─── Data records ───

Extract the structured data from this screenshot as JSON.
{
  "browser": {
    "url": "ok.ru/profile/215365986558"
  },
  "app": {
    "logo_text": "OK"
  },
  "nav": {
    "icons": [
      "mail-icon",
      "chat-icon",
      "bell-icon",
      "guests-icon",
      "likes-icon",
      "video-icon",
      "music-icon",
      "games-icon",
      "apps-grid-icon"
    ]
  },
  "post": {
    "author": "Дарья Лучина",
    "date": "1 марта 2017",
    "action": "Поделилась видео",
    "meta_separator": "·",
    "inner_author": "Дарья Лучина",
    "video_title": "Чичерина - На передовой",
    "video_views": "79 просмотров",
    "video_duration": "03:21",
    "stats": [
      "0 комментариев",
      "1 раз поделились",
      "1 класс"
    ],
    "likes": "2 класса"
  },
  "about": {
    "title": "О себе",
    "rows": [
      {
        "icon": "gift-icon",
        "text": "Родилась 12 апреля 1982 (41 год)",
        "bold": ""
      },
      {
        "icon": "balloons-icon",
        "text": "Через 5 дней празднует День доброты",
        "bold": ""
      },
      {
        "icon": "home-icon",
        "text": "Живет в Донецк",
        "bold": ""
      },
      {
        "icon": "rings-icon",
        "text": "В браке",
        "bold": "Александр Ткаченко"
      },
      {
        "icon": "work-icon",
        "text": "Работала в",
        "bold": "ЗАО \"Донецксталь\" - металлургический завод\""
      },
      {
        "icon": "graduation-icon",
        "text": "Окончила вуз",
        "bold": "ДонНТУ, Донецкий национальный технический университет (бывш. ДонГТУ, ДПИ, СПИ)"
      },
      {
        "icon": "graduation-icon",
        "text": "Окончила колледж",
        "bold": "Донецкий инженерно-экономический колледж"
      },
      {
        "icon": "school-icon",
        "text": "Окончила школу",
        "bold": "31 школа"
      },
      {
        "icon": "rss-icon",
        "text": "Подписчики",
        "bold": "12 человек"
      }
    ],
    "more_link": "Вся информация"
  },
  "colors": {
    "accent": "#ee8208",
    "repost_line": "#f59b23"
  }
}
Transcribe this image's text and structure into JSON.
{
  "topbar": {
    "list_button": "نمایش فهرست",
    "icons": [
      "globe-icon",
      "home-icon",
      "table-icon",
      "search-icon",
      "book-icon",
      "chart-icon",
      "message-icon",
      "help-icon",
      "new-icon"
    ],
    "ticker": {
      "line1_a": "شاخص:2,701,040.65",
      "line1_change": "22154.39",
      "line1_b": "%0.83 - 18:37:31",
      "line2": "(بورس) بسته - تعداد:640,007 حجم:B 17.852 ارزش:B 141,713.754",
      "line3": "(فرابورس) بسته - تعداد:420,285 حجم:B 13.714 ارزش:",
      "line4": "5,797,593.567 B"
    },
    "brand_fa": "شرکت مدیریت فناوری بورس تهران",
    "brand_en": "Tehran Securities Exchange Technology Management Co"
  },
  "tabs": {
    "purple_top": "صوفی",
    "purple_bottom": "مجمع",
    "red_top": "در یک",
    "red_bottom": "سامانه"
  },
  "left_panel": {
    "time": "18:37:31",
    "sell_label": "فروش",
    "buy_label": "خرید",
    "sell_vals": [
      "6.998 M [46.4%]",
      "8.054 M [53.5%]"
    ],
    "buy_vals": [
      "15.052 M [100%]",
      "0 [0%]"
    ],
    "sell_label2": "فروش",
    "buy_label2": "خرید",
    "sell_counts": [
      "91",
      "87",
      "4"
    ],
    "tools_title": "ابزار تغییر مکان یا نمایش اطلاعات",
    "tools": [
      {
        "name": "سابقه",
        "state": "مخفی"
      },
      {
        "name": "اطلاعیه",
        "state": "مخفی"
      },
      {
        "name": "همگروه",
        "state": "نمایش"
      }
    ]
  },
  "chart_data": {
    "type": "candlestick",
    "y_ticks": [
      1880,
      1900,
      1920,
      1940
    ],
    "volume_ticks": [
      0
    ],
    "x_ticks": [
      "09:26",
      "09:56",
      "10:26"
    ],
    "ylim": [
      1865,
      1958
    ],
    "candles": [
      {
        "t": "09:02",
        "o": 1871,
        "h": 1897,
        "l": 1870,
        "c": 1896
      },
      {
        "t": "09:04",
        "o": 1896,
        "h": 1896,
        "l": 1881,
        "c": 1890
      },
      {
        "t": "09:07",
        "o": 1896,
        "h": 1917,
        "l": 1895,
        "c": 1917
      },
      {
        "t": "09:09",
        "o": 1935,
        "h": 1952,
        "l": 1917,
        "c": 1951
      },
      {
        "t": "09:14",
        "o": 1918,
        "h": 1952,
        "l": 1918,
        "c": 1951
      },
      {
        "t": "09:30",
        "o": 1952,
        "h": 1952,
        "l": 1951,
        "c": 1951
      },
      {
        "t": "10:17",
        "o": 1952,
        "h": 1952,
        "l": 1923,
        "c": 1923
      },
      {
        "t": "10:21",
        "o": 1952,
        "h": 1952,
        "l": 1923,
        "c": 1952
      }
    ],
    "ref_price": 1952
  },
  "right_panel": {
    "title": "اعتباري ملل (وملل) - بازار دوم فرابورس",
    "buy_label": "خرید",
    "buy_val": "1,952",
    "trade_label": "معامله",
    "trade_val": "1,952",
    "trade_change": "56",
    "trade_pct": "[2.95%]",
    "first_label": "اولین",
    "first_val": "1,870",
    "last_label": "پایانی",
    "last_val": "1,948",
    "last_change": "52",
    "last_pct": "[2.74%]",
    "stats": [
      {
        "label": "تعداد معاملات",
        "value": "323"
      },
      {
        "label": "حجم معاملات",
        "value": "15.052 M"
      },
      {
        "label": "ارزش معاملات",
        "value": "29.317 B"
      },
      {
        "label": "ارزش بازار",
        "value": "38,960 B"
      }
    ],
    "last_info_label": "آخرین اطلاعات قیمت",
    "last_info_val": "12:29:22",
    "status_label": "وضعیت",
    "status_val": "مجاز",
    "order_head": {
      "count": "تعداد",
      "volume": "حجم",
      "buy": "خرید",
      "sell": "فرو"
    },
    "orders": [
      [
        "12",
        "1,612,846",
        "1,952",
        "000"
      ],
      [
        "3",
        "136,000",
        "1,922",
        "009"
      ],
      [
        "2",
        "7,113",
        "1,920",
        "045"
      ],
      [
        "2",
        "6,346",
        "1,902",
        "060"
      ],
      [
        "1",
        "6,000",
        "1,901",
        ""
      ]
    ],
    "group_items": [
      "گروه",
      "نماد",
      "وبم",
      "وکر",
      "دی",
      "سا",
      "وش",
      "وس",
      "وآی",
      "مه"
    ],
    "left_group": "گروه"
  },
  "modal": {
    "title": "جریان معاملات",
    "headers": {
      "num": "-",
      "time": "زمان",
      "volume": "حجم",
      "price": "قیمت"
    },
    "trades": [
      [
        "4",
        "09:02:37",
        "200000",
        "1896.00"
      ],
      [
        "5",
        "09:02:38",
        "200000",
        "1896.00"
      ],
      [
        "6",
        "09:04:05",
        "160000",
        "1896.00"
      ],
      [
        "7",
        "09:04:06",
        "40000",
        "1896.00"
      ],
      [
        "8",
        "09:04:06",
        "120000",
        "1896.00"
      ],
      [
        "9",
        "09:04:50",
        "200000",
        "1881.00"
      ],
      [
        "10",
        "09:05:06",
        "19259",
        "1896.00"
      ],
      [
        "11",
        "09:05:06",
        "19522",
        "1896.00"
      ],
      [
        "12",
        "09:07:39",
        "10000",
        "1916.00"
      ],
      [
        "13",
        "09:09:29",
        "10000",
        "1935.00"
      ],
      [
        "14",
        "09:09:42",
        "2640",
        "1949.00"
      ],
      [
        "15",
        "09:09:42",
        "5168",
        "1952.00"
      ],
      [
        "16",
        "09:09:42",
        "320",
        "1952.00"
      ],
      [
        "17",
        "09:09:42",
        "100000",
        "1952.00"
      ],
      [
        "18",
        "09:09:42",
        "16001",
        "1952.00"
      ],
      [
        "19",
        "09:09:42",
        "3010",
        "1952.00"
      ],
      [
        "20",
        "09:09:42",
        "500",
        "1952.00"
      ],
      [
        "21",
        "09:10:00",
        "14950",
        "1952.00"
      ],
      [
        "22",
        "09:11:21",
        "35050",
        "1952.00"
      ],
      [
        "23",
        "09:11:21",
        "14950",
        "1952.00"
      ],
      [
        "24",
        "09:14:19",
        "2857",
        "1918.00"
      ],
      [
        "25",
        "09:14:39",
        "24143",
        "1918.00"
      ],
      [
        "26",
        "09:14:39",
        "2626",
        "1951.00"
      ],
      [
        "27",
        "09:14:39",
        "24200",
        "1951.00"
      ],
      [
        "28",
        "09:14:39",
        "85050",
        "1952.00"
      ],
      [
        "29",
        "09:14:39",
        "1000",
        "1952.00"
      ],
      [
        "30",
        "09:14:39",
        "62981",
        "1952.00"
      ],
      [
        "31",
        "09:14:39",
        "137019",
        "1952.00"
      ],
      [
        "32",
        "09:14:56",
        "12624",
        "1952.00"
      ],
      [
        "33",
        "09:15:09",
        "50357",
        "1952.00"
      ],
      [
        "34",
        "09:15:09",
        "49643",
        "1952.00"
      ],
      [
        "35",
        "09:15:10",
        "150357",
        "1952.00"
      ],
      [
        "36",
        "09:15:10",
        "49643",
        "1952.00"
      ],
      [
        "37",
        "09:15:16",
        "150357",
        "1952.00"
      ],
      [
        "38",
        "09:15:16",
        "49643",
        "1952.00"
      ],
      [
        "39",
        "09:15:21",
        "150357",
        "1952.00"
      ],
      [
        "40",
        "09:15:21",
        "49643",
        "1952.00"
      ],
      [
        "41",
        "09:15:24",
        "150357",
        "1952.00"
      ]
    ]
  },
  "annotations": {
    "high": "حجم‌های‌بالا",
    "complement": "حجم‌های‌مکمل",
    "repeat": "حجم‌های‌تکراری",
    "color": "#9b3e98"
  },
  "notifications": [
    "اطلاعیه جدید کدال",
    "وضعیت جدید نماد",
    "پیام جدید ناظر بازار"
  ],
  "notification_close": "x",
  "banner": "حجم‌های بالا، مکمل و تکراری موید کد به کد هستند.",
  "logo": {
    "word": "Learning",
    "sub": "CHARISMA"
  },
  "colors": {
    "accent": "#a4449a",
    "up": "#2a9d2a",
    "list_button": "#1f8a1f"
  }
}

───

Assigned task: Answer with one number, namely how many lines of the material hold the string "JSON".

Exercise response: 2